▸ **What is required**
Find the string "class" in the records. Copy every line it appears in.

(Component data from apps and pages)
┌──
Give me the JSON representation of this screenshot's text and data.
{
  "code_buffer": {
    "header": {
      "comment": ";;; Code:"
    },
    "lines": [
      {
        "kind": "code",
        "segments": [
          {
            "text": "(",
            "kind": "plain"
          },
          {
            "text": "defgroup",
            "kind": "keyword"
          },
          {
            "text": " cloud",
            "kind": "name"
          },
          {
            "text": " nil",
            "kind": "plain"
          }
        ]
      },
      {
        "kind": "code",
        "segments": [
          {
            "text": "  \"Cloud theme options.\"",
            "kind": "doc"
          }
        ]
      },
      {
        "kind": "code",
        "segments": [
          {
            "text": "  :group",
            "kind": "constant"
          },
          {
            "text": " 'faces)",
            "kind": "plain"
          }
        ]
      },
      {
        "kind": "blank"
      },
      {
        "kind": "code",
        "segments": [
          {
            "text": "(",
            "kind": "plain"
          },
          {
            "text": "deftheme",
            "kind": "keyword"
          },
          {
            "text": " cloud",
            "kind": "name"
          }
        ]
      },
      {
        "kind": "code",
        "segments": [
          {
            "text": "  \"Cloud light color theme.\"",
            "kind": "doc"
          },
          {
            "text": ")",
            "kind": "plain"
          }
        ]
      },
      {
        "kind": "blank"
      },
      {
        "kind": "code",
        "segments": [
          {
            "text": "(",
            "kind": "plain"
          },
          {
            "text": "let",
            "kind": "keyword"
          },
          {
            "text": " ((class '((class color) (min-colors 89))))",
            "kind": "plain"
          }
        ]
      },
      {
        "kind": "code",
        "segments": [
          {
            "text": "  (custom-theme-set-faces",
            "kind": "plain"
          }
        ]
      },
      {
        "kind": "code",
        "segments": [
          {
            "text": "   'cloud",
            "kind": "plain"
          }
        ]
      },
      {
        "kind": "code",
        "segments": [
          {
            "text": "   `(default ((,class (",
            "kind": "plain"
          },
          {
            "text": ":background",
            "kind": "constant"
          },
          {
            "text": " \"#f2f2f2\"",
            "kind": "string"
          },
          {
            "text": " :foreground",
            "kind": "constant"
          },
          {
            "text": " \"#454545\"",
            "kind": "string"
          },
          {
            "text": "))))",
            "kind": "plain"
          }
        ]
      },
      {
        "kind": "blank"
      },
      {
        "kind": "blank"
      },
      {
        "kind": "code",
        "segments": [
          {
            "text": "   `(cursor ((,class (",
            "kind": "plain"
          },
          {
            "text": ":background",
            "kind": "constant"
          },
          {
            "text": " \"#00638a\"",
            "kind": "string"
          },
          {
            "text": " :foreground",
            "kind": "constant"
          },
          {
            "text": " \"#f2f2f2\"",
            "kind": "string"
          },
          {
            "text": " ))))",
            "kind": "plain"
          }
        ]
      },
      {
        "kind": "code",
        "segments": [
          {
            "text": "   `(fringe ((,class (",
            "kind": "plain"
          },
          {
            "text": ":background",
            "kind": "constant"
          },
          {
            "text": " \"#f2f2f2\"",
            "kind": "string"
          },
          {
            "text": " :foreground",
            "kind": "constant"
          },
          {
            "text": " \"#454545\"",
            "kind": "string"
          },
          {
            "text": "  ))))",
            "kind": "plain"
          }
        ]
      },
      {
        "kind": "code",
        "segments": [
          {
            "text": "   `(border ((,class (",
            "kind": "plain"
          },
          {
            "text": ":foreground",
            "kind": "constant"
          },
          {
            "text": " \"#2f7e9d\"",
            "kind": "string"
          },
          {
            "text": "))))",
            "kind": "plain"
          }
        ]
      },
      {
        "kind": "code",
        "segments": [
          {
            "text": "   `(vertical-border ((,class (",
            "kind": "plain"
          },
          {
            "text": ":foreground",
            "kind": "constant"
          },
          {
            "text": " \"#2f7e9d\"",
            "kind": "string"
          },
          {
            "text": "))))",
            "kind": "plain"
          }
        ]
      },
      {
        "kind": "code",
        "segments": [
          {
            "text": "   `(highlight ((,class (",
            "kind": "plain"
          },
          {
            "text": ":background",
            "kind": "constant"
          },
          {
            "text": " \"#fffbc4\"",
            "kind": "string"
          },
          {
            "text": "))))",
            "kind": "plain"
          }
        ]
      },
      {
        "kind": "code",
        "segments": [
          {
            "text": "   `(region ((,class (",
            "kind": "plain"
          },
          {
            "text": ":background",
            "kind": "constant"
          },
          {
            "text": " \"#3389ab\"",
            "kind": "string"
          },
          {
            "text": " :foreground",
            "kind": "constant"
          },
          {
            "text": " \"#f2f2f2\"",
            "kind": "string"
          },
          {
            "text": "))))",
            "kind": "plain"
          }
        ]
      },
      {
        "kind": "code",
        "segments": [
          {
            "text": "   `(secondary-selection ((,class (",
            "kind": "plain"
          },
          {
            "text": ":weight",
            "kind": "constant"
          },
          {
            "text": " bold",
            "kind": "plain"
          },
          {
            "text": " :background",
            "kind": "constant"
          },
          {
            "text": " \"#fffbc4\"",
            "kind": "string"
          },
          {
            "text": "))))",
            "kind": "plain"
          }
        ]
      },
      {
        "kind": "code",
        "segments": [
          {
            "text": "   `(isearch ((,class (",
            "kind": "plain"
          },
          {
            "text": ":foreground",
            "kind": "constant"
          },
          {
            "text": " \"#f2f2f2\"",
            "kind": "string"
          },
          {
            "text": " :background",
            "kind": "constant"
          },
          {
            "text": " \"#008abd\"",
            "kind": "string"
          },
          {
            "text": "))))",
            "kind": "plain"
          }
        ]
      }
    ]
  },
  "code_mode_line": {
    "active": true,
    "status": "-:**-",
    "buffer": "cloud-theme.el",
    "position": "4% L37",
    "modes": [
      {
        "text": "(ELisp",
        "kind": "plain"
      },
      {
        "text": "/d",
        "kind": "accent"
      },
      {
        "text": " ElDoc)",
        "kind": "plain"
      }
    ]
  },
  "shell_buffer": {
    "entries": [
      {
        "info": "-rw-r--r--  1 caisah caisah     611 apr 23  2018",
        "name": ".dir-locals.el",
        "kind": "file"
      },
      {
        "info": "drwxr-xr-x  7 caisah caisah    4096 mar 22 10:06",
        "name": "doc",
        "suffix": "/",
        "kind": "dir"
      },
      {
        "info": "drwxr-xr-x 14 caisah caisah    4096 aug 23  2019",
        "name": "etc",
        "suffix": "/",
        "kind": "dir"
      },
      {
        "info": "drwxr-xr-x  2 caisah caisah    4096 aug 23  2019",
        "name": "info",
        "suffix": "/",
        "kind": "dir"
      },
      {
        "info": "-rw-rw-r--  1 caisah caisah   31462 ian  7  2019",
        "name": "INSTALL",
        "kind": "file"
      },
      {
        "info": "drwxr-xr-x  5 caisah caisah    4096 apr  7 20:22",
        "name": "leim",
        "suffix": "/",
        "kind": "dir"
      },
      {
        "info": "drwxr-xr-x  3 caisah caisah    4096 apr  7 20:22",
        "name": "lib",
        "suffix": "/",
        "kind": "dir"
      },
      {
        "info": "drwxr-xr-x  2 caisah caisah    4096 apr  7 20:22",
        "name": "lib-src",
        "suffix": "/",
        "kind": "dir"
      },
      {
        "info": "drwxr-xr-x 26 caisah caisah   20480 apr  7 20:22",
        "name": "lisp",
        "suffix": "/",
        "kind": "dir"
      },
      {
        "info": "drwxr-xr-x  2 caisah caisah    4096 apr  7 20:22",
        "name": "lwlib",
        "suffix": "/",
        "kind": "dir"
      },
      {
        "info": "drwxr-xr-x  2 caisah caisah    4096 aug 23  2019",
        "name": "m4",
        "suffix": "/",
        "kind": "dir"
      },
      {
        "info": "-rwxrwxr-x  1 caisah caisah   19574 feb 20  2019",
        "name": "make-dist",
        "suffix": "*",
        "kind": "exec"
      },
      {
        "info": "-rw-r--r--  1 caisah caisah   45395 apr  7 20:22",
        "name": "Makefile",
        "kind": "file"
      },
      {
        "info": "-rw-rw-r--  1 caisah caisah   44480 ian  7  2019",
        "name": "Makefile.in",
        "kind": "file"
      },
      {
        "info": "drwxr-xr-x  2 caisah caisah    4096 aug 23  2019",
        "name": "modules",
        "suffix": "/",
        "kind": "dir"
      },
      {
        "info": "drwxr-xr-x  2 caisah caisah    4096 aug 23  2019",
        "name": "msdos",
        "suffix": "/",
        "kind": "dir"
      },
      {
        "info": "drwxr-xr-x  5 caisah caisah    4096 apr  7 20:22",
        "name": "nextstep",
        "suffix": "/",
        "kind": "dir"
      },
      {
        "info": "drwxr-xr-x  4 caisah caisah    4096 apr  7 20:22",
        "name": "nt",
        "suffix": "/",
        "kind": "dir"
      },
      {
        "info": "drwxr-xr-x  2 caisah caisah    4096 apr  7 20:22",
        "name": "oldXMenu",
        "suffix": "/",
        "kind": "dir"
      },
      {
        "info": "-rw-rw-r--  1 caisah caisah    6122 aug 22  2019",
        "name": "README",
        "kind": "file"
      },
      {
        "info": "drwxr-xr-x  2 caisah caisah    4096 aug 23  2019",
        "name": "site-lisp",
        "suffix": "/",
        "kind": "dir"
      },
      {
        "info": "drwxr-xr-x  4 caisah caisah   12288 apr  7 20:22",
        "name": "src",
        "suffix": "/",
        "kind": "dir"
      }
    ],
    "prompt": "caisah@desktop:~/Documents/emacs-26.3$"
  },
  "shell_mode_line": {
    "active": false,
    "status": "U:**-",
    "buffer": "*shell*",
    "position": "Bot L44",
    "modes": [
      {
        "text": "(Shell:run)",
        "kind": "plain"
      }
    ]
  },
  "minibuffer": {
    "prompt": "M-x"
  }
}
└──
▸ **Problem solution**
            "text": " ((class '((class color) (min-colors 89))))",
            "text": "   `(default ((,class (",
            "text": "   `(cursor ((,class (",
            "text": "   `(fringe ((,class (",
            "text": "   `(border ((,class (",
            "text": "   `(vertical-border ((,class (",
            "text": "   `(highlight ((,class (",
            "text": "   `(region ((,class (",
            "text": "   `(secondary-selection ((,class (",
            "text": "   `(isearch ((,class (",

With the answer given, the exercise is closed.